The need for food aid reform has never been clearer than in the constraints on our ability to respond to the recent typhoon in the Philippines, which has claimed at least several thousand lives and left millions homeless, hungry and in great need.
While the immediate response to meet the recovery challenges has been herculean, there are demonstrated flaws that could cost lives. For example, USAID is reporting that the first shipment of 1,000 tons of rice, which is prepositioned in Sri Lanka, will not reach starving people for another three weeks!
More substantial US food aid shipments, which have to come from the United States, could take several more months. In the meantime, those affected will have to make do with much smaller relief efforts and limited cash flows to purchase supplies that are needed now.
At issue is the current lack of flexibility in US food aid that is focused on US-sourced commodities. ONE’s call for reform to expand resources available for Local and Regional Procurement would allow rice and other essential food supplies to be purchased closer to the Philippines from neighboring countries like Thailand and Indonesia, and then shipped directly to the devastated areas.
Additionally, to the extent that limited cash resources are used for Filipino relief, it will reduce the availability of cash that can be used for other disasters. In fact, helping the refugees and internally displaced persons from the ongoing conflict in Syria has strained USAID’s ability to ensure quick action in either case.
So, the need for food aid reform is immediate. The FARRM bill conferees – who will be meeting this week – have the chance to not only save countless lives in the Philippines and elsewhere, but they have the rare opportunity to fix problems within the system that could lead to a more efficient and effective way to deal with such disasters in the future.
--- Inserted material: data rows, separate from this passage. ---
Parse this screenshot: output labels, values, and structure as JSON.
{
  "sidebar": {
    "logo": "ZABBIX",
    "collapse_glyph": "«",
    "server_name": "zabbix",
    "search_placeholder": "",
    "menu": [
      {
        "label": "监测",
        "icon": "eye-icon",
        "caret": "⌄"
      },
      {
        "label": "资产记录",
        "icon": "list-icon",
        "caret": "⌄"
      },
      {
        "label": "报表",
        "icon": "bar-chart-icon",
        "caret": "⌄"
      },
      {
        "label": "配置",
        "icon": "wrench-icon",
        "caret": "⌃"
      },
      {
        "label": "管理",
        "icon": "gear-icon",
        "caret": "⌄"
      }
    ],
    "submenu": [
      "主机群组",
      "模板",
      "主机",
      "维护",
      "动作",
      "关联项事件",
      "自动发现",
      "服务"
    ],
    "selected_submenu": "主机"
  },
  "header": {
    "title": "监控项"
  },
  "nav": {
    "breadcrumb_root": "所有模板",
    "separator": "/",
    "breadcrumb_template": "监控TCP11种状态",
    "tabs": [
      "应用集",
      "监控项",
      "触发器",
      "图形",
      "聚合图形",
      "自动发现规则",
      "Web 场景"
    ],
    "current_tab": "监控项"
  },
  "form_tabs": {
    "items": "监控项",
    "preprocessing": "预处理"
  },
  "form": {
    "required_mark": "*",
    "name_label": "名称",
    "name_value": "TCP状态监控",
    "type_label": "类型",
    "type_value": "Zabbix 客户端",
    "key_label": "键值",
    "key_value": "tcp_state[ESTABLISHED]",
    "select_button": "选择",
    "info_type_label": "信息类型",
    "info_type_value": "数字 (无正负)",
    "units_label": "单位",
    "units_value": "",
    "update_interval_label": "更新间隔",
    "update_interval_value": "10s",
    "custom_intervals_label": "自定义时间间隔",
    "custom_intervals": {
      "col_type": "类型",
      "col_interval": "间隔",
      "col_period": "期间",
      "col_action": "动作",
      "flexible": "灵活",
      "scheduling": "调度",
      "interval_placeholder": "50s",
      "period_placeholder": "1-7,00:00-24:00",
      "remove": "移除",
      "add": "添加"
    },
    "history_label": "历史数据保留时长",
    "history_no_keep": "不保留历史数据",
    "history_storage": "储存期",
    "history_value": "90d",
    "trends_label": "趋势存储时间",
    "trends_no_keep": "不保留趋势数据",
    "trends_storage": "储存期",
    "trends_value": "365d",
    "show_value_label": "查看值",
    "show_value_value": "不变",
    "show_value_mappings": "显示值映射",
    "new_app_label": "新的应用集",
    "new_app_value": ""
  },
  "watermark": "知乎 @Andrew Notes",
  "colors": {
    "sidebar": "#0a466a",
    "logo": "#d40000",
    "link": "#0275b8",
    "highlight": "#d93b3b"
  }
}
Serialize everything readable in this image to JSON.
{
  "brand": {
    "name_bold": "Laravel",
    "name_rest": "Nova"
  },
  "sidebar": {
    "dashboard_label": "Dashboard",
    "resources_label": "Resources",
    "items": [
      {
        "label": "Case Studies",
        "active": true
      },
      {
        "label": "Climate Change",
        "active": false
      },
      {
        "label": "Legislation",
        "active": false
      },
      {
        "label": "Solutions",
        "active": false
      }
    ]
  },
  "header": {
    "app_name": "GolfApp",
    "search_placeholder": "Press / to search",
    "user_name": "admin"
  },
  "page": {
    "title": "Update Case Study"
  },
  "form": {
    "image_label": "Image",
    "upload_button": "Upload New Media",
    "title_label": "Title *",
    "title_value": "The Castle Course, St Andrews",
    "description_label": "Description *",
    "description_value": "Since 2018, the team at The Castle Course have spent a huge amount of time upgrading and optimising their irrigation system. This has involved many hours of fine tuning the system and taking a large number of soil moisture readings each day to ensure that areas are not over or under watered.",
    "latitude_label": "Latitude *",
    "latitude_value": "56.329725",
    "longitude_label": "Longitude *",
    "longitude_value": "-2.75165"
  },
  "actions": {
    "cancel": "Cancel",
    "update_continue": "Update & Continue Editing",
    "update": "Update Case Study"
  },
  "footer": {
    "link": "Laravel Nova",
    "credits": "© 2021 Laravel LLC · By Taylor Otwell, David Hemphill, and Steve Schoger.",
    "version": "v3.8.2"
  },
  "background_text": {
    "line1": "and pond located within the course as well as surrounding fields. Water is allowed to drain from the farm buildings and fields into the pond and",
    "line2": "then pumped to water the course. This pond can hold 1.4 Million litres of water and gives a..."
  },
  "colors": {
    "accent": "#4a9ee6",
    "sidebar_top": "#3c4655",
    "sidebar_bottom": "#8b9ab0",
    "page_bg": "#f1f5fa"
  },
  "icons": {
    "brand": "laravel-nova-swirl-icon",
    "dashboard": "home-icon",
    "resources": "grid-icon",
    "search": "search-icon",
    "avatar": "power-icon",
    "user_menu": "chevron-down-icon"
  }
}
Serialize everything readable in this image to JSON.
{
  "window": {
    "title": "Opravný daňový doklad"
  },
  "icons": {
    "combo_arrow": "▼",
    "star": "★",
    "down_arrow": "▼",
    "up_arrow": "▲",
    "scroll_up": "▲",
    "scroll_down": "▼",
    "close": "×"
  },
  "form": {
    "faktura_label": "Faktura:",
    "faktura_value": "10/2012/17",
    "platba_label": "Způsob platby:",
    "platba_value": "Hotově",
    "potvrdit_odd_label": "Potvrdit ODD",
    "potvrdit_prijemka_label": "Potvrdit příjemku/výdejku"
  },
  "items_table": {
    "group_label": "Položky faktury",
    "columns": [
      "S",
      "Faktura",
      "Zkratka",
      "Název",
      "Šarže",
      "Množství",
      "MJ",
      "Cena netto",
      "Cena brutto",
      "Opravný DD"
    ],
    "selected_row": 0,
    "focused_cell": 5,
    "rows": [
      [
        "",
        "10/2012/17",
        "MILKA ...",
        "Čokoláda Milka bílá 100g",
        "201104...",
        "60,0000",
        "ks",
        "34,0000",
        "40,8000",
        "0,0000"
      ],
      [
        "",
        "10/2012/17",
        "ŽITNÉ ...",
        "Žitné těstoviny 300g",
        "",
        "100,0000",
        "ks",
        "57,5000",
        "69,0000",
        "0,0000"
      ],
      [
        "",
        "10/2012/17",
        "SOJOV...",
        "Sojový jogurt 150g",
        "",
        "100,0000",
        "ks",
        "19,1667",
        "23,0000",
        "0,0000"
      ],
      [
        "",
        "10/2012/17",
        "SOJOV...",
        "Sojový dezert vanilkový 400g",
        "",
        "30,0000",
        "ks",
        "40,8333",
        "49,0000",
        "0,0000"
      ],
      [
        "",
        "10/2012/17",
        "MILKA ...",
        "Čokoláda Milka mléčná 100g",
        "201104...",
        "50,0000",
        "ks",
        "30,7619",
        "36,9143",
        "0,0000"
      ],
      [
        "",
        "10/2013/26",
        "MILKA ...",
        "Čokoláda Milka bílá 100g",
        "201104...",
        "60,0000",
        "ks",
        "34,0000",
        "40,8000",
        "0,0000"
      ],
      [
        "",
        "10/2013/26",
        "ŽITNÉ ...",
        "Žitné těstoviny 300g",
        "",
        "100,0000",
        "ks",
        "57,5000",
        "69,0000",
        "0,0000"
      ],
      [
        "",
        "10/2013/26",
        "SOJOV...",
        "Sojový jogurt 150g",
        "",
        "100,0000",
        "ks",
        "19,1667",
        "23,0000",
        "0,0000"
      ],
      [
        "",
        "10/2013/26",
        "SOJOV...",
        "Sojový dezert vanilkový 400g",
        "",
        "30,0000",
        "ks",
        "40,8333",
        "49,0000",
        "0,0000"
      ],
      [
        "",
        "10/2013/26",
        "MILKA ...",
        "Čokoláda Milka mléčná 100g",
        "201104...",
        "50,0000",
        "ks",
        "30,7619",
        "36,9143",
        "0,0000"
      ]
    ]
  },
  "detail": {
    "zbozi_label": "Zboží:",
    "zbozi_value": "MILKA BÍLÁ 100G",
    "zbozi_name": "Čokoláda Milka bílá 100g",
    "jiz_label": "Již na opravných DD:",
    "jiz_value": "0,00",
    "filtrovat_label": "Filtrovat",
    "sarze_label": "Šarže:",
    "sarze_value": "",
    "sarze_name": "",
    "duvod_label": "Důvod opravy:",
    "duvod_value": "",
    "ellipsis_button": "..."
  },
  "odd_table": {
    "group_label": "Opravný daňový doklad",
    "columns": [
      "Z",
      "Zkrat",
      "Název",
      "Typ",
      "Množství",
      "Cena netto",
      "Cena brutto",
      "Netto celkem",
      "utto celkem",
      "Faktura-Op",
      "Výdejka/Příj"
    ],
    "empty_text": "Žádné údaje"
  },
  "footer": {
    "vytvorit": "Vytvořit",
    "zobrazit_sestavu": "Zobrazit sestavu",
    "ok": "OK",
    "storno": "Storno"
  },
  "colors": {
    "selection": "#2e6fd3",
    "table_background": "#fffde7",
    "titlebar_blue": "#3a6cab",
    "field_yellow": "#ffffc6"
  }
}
Make the call today. And donate to one of these 45 experienced humanitarian groups to help the victims of Haiyan.